AVS’ KROENKE WIRED TO WORK
Compelling feature in the Denver Post about Josh Kroenke, new president of the Colorado Avalanche. He also happens to be the son of two billionaires.
On his process: “I’m very analytical. I’m very observant. And I like to break down what I’m observing. It’s fun for me to work in the sports world, because I can be analytical constantly. But, at different times of the year, it does kind of bite you, because there is too much to process. And you wind up not sleeping.”
On how folks who expect him to act if he has all the money and all the answers in the world are disappointed: “I don’t act that way at all. I’m a very humble person. That’s how I was raised by my mom and dad. I’m an incredibly hard worker. I don’t like sitting idly by and let other people do things. I’m wired to work hard. And I don’t think it’s going away anytime soon.”
On how money can’t buy wisdom or respect: “There are times when I have to prove and assert myself, and I very much understand that. I’m still young in this industry, and I’m well aware of that.”

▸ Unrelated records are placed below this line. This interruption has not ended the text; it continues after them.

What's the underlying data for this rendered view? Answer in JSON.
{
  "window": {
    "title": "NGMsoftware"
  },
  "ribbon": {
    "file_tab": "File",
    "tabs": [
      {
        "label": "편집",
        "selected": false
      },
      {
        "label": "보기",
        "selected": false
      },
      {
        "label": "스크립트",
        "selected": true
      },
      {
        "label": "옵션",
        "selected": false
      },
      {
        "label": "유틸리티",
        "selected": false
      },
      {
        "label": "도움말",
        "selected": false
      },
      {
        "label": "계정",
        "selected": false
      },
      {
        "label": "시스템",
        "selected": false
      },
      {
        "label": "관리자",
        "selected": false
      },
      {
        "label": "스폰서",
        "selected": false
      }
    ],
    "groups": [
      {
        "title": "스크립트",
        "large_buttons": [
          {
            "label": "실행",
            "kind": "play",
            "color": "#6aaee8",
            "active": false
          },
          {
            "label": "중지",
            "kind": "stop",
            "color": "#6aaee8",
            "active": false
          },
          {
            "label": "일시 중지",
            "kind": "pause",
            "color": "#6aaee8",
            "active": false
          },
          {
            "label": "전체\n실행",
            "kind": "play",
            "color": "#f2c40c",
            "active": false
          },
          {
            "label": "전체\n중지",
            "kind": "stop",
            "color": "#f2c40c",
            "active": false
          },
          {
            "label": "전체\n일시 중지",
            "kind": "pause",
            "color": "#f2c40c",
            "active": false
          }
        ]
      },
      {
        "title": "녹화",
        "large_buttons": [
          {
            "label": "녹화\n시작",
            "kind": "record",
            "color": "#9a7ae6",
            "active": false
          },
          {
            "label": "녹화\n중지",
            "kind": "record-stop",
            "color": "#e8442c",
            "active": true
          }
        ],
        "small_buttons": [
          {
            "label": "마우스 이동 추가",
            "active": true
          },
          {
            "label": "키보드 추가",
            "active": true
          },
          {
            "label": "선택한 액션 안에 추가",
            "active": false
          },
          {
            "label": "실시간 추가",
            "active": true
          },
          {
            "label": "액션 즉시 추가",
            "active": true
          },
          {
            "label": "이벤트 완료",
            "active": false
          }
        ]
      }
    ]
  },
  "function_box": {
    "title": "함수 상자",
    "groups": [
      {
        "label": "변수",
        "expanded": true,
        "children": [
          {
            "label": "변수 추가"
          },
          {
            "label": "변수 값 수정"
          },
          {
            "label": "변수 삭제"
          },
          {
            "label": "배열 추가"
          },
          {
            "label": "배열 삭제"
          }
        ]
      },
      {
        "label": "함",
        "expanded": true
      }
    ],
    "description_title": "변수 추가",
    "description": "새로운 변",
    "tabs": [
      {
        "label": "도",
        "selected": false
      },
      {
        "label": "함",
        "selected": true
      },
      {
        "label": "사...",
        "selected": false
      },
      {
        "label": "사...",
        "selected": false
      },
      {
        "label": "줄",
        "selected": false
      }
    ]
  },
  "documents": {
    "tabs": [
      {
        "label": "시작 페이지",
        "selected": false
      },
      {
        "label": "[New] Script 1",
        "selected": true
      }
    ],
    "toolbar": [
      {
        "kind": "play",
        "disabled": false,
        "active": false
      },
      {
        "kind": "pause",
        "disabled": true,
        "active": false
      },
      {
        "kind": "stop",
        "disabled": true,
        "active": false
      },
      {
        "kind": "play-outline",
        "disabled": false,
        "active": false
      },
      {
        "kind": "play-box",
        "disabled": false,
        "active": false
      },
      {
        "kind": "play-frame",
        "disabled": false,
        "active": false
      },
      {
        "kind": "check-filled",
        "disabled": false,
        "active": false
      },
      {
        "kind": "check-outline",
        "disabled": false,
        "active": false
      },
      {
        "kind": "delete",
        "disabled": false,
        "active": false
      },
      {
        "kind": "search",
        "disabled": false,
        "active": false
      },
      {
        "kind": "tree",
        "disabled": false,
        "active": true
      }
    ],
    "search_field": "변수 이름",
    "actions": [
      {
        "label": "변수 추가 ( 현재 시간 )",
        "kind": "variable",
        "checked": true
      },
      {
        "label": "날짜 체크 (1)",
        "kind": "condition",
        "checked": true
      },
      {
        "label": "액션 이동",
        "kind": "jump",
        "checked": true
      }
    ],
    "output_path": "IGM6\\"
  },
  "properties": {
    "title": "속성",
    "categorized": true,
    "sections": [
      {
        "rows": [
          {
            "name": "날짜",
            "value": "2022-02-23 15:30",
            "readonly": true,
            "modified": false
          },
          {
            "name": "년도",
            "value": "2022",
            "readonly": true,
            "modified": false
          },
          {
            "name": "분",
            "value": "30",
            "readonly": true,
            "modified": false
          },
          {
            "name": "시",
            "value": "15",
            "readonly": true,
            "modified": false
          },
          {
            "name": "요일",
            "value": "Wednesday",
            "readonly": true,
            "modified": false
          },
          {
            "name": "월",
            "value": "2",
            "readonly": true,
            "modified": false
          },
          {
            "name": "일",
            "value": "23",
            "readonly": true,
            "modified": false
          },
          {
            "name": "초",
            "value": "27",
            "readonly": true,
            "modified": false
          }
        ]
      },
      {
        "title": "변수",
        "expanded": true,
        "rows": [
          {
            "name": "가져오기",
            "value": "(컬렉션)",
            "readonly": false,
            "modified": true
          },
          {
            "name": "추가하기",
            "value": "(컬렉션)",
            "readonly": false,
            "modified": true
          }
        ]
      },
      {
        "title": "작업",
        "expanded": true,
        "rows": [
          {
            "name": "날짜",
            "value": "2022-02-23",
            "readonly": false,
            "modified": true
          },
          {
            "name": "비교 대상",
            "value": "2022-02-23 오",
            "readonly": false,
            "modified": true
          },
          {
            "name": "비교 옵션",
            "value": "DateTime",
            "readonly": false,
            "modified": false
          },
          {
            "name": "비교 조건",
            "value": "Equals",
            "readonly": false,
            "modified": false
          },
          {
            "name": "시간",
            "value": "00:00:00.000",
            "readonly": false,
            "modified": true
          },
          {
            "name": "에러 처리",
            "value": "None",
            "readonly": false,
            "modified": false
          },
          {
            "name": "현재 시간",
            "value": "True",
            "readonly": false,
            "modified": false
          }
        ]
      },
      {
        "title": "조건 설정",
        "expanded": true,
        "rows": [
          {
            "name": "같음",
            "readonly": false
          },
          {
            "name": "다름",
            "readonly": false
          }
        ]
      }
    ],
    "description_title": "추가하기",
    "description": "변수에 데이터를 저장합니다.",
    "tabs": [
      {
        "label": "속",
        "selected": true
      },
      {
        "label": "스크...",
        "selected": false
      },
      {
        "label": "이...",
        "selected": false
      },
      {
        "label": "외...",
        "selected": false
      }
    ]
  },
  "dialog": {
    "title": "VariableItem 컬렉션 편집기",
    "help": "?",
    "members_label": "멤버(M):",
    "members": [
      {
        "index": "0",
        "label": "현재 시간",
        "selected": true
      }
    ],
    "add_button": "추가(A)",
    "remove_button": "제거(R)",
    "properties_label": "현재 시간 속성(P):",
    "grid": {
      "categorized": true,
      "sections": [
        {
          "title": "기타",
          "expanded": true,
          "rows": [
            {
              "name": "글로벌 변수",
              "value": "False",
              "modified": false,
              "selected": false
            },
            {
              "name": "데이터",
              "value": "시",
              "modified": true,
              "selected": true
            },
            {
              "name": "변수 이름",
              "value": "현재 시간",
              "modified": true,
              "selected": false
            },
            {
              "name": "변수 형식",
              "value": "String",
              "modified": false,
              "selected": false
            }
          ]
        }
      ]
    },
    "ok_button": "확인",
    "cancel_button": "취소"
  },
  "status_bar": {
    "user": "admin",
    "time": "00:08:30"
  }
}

NABOKOV WANTS TO STAY WITH ISLES
The New York Post relays Islanders goaltender Evgeni Nabokov, 37, said his agent spoke to general manager Garth Snow four weeks ago, but they haven’t talked since. There were contract negotiations early in the season, but they broke off. Nabokov expressed interest in his exit meeting of coming back, after a rock-solid regular season in which he had a 2.50 GAA and .910 save percentage.
“I think Garth will make his decision,” Nabokov, who is slated to become an unrestricted free agent, said. “I told him I would like to stay, but we were fighting for the playoffs and nothing was going on. Now we have to see.”
RIBEIRO STILL SEEKS 4 OR 5-YEAR CONTRACT
The Washington Times indicates pending unrestricted free agent Mike Ribeiro said Wednesday he needs a four- or five-year deal, which might be a tall order for the Caps to give a 33-year-old.
“I don’t see myself getting worse,” Ribeiro said. “It can only get better. I can be out there. I can work out more. There’s a lot of room there to improve and, you know, that’s why I don’t think I should have less than four or five years.”
General manager George McPhee offered this: “It’s always a delicate process, whoever you’re negotiating with. It’s important to be hard on the merits and soft on the people and do it right. But I’ve never really discussed contract negotiations. As I’ve said 100 times, it never helps the process. And so we’ll get to work on it and see what develops.”